[Website and app data records]
● ● ● ● ●

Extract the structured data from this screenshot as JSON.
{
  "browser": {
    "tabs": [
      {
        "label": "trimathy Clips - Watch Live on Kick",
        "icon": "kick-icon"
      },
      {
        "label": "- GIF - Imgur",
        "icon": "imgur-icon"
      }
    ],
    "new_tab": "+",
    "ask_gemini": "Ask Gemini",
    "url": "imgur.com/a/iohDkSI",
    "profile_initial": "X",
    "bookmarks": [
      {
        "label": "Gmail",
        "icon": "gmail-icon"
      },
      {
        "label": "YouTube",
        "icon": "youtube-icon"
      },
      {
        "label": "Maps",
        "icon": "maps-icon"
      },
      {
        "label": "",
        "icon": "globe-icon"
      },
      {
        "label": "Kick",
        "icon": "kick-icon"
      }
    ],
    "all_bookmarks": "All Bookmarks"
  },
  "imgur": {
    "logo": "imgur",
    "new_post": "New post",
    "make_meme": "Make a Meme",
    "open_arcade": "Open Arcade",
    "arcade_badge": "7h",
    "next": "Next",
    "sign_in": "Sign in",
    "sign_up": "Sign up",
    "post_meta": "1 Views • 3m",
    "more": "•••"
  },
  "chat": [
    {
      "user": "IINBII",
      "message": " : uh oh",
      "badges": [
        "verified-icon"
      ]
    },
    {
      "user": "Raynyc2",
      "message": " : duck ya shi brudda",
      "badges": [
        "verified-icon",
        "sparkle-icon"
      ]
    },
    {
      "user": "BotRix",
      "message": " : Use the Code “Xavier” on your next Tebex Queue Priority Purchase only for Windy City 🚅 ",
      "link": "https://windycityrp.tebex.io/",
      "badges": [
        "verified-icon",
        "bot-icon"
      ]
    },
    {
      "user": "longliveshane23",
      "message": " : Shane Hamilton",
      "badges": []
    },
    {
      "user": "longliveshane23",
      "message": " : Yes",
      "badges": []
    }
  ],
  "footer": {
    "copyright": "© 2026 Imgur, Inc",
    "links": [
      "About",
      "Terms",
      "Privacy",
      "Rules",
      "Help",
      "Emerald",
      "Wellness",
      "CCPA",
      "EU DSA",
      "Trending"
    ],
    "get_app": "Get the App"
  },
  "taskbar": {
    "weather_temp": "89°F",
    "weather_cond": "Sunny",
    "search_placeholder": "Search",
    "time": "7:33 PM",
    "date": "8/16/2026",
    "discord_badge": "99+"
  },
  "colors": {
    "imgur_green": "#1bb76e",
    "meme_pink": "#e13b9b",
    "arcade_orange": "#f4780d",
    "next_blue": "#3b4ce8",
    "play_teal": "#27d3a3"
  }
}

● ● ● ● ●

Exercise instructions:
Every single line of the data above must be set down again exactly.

Output:
Extract the structured data from this screenshot as JSON.
{
  "browser": {
    "tabs": [
      {
        "label": "trimathy Clips - Watch Live on Kick",
        "icon": "kick-icon"
      },
      {
        "label": "- GIF - Imgur",
        "icon": "imgur-icon"
      }
    ],
    "new_tab": "+",
    "ask_gemini": "Ask Gemini",
    "url": "imgur.com/a/iohDkSI",
    "profile_initial": "X",
    "bookmarks": [
      {
        "label": "Gmail",
        "icon": "gmail-icon"
      },
      {
        "label": "YouTube",
        "icon": "youtube-icon"
      },
      {
        "label": "Maps",
        "icon": "maps-icon"
      },
      {
        "label": "",
        "icon": "globe-icon"
      },
      {
        "label": "Kick",
        "icon": "kick-icon"
      }
    ],
    "all_bookmarks": "All Bookmarks"
  },
  "imgur": {
    "logo": "imgur",
    "new_post": "New post",
    "make_meme": "Make a Meme",
    "open_arcade": "Open Arcade",
    "arcade_badge": "7h",
    "next": "Next",
    "sign_in": "Sign in",
    "sign_up": "Sign up",
    "post_meta": "1 Views • 3m",
    "more": "•••"
  },
  "chat": [
    {
      "user": "IINBII",
      "message": " : uh oh",
      "badges": [
        "verified-icon"
      ]
    },
    {
      "user": "Raynyc2",
      "message": " : duck ya shi brudda",
      "badges": [
        "verified-icon",
        "sparkle-icon"
      ]
    },
    {
      "user": "BotRix",
      "message": " : Use the Code “Xavier” on your next Tebex Queue Priority Purchase only for Windy City 🚅 ",
      "link": "https://windycityrp.tebex.io/",
      "badges": [
        "verified-icon",
        "bot-icon"
      ]
    },
    {
      "user": "longliveshane23",
      "message": " : Shane Hamilton",
      "badges": []
    },
    {
      "user": "longliveshane23",
      "message": " : Yes",
      "badges": []
    }
  ],
  "footer": {
    "copyright": "© 2026 Imgur, Inc",
    "links": [
      "About",
      "Terms",
      "Privacy",
      "Rules",
      "Help",
      "Emerald",
      "Wellness",
      "CCPA",
      "EU DSA",
      "Trending"
    ],
    "get_app": "Get the App"
  },
  "taskbar": {
    "weather_temp": "89°F",
    "weather_cond": "Sunny",
    "search_placeholder": "Search",
    "time": "7:33 PM",
    "date": "8/16/2026",
    "discord_badge": "99+"
  },
  "colors": {
    "imgur_green": "#1bb76e",
    "meme_pink": "#e13b9b",
    "arcade_orange": "#f4780d",
    "next_blue": "#3b4ce8",
    "play_teal": "#27d3a3"
  }
}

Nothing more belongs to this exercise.